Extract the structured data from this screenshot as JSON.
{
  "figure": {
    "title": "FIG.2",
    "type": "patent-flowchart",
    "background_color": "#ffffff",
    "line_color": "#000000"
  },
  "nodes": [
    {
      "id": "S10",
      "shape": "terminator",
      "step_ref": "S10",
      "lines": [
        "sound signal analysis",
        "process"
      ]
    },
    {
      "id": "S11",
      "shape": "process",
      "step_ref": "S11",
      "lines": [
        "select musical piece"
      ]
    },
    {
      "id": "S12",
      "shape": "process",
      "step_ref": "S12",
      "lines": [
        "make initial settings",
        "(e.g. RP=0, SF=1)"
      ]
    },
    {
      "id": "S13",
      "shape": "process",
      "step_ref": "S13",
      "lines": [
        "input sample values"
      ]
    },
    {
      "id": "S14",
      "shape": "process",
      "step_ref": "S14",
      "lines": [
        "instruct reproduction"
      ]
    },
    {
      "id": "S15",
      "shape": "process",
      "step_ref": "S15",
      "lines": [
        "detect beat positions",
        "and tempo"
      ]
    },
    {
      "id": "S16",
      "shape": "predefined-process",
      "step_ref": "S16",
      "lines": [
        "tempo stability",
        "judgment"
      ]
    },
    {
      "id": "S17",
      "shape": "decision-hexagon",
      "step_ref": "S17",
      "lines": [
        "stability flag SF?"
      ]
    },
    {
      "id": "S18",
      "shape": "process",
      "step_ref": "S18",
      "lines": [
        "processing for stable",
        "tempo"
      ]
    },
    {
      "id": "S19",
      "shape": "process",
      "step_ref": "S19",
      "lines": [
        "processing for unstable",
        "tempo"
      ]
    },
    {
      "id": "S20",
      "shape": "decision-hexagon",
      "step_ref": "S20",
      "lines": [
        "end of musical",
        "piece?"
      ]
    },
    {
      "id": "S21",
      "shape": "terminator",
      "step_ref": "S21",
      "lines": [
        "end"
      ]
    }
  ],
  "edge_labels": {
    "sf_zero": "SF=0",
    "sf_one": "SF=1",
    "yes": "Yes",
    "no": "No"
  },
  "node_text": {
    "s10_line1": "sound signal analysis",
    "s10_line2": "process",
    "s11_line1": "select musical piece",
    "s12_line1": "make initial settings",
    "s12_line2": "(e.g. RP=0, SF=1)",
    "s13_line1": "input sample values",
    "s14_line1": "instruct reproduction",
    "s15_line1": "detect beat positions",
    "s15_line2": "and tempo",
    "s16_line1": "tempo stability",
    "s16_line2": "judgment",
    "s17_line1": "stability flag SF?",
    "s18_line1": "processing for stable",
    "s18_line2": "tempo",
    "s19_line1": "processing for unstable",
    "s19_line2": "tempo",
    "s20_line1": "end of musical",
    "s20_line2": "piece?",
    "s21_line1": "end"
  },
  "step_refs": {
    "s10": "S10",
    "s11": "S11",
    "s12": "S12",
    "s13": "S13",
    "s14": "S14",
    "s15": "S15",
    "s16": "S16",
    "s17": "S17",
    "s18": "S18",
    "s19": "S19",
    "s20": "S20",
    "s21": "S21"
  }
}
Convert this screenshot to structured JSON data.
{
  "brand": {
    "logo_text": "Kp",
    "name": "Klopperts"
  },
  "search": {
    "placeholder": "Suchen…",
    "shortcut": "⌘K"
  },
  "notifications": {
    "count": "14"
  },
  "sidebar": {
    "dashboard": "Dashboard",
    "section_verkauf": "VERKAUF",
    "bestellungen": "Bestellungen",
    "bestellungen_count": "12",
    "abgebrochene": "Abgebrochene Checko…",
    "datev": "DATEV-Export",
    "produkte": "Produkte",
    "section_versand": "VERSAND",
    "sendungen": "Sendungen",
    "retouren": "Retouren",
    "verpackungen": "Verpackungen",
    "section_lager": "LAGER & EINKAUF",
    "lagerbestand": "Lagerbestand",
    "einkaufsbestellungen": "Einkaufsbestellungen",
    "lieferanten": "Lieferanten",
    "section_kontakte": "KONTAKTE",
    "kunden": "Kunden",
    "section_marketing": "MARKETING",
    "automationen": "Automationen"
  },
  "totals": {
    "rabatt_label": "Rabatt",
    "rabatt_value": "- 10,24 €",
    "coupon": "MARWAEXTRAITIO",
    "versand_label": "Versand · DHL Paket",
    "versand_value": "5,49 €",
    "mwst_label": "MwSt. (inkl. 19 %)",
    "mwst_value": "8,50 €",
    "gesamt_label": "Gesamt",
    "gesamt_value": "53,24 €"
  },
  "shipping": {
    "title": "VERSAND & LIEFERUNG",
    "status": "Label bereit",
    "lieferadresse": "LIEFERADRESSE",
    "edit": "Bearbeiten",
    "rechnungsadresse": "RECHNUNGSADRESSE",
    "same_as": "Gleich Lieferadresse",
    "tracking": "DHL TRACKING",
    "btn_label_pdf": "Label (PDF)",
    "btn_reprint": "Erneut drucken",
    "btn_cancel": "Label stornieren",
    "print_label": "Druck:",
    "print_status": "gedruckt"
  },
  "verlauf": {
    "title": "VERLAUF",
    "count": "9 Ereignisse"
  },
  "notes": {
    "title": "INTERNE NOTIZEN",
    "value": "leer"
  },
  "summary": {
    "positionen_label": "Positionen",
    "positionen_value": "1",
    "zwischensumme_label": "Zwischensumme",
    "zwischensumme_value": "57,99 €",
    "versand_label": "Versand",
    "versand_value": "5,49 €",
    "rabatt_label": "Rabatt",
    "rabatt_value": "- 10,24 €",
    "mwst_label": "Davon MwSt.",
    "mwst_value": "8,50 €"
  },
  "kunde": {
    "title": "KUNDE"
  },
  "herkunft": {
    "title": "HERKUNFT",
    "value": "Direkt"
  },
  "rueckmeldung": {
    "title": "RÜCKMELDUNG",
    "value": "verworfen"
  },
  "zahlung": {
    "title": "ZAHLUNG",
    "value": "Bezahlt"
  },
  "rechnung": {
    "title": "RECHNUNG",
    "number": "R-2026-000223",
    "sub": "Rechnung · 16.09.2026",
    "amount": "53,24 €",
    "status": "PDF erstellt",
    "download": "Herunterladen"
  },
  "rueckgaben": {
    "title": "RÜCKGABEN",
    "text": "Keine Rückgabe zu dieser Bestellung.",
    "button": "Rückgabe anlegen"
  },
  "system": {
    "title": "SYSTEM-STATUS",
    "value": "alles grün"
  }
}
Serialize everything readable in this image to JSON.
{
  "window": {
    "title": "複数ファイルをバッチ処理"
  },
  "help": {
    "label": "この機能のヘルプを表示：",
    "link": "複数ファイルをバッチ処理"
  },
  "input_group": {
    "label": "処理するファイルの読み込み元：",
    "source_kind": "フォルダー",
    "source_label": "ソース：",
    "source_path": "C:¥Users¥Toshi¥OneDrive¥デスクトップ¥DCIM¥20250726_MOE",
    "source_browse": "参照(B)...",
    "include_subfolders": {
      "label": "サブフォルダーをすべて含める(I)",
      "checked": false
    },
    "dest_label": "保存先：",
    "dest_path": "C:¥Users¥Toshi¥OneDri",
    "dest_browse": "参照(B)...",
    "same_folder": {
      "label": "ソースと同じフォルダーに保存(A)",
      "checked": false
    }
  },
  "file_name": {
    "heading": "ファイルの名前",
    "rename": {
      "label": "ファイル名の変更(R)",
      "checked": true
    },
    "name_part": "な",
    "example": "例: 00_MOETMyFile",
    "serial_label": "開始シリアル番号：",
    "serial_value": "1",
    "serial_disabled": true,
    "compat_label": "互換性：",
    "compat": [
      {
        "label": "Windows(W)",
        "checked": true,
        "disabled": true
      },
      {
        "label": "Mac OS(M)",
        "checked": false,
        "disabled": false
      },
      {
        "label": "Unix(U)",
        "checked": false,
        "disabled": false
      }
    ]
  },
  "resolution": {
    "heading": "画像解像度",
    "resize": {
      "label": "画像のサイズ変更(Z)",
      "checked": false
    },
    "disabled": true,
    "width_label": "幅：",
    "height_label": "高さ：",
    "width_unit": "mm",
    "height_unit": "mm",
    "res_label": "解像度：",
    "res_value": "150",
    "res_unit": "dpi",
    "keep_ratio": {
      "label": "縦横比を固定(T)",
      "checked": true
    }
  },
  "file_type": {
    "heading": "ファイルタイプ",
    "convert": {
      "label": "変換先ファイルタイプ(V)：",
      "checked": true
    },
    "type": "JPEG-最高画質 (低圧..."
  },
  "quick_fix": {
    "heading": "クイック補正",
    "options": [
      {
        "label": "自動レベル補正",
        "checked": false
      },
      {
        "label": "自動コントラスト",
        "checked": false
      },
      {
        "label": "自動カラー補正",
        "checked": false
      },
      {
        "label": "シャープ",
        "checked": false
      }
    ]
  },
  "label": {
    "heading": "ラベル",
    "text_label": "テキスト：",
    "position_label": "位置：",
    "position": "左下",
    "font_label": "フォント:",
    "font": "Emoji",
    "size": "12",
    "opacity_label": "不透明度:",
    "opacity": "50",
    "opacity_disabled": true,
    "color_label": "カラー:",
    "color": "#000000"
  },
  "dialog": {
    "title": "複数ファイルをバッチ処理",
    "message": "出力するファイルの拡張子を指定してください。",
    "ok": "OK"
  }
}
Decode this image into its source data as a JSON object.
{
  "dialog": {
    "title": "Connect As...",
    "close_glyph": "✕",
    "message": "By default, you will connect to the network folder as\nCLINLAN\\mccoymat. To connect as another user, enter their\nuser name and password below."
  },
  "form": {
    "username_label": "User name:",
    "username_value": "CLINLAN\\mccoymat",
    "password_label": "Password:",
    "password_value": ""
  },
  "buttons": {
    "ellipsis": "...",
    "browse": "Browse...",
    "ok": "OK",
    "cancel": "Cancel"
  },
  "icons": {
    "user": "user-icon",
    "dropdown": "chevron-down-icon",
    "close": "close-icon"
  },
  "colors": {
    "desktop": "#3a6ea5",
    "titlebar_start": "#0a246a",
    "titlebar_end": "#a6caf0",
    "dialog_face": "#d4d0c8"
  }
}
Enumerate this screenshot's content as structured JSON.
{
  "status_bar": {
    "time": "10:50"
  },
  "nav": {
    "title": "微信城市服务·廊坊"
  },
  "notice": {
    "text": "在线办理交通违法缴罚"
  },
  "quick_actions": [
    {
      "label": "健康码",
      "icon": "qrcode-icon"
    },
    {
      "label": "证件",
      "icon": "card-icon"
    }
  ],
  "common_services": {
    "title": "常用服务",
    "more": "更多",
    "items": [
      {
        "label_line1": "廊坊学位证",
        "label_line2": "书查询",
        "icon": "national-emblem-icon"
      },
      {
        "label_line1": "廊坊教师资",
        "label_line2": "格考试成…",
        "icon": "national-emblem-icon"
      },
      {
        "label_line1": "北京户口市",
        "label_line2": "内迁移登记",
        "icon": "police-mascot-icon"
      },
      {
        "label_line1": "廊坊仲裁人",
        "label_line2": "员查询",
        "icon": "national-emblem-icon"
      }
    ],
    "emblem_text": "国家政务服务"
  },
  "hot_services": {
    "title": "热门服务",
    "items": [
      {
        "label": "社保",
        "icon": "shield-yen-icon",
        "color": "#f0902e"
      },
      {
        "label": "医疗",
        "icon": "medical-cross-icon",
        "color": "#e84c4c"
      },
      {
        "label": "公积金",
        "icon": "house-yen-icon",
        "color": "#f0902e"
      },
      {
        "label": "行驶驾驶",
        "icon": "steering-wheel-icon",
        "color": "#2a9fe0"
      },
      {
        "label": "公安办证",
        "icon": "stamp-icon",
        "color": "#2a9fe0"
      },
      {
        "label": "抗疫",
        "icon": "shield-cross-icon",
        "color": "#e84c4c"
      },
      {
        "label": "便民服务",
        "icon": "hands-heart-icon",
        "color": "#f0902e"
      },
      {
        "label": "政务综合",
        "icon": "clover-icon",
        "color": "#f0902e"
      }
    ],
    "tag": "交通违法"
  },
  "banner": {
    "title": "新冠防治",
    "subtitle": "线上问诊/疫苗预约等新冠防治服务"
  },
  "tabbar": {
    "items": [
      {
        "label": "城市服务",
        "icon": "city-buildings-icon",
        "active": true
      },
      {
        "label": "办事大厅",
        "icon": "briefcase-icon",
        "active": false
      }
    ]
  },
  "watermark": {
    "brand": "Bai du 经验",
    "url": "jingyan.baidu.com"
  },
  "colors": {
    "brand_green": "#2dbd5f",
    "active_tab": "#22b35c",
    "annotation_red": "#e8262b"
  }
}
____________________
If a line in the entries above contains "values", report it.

        "input sample values"
    "s13_line1": "input sample values",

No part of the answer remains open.